====== INFORMATION GIVEN
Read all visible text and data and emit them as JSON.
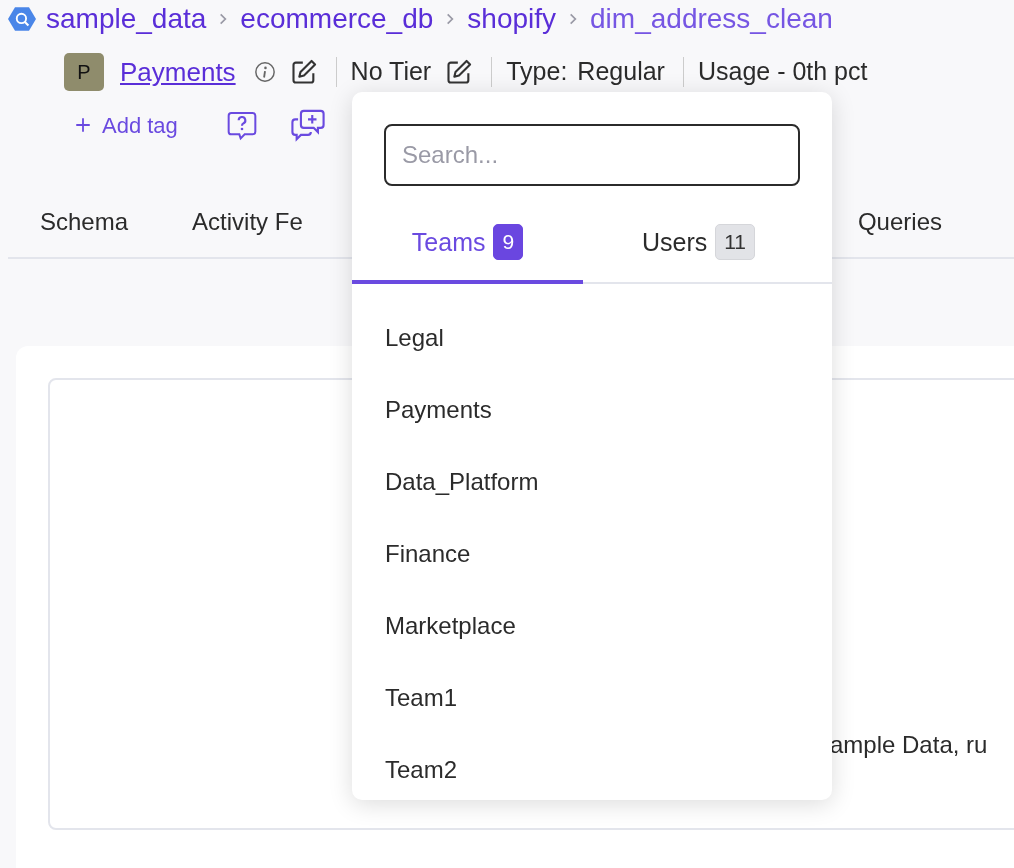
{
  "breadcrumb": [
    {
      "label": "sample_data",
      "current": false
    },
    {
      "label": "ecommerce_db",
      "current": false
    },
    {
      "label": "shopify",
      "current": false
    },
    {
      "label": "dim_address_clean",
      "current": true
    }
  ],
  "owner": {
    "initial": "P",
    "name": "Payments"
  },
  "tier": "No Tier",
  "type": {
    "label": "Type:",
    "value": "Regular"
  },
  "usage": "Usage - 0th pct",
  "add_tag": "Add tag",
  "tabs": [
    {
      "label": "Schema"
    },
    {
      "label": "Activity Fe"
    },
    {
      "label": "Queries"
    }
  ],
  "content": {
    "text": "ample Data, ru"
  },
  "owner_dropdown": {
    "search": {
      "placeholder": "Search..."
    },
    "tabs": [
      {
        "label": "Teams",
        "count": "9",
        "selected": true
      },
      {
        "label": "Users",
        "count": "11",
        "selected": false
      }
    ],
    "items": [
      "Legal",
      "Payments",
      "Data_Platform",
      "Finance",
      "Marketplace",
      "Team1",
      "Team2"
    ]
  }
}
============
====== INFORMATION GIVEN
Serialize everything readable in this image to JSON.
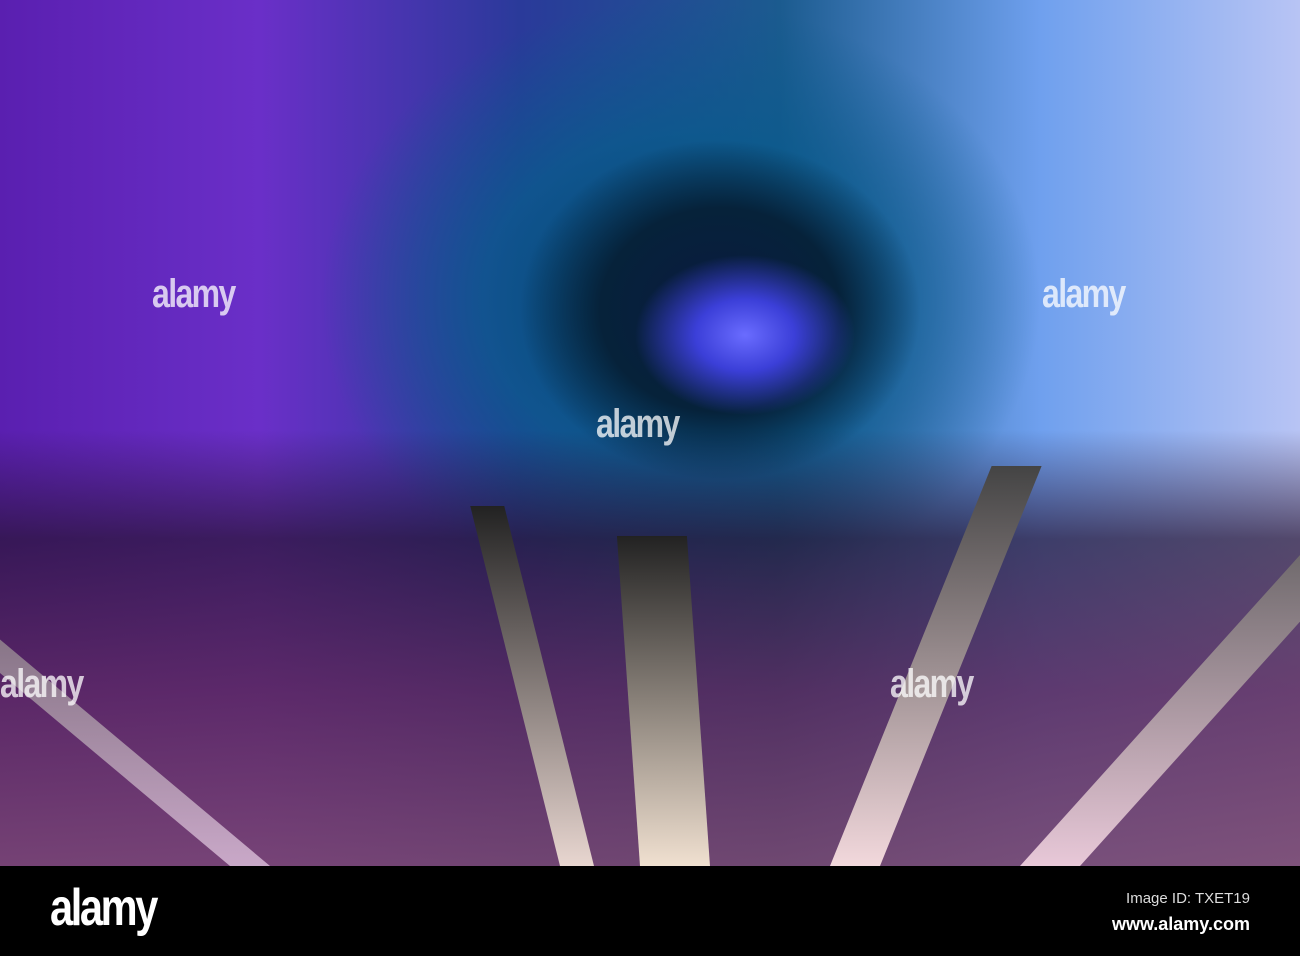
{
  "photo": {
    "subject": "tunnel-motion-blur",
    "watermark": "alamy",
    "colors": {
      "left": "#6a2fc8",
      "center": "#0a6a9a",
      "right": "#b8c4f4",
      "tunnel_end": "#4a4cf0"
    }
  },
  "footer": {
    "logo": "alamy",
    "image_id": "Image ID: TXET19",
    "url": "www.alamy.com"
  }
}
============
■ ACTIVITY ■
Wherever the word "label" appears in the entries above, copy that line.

■ WRITTEN SOLUTION ■
      "label": "sample_data",
      "label": "ecommerce_db",
      "label": "shopify",
      "label": "dim_address_clean",
    "label": "Type:",
      "label": "Schema"
      "label": "Activity Fe"
      "label": "Queries"
        "label": "Teams",
        "label": "Users",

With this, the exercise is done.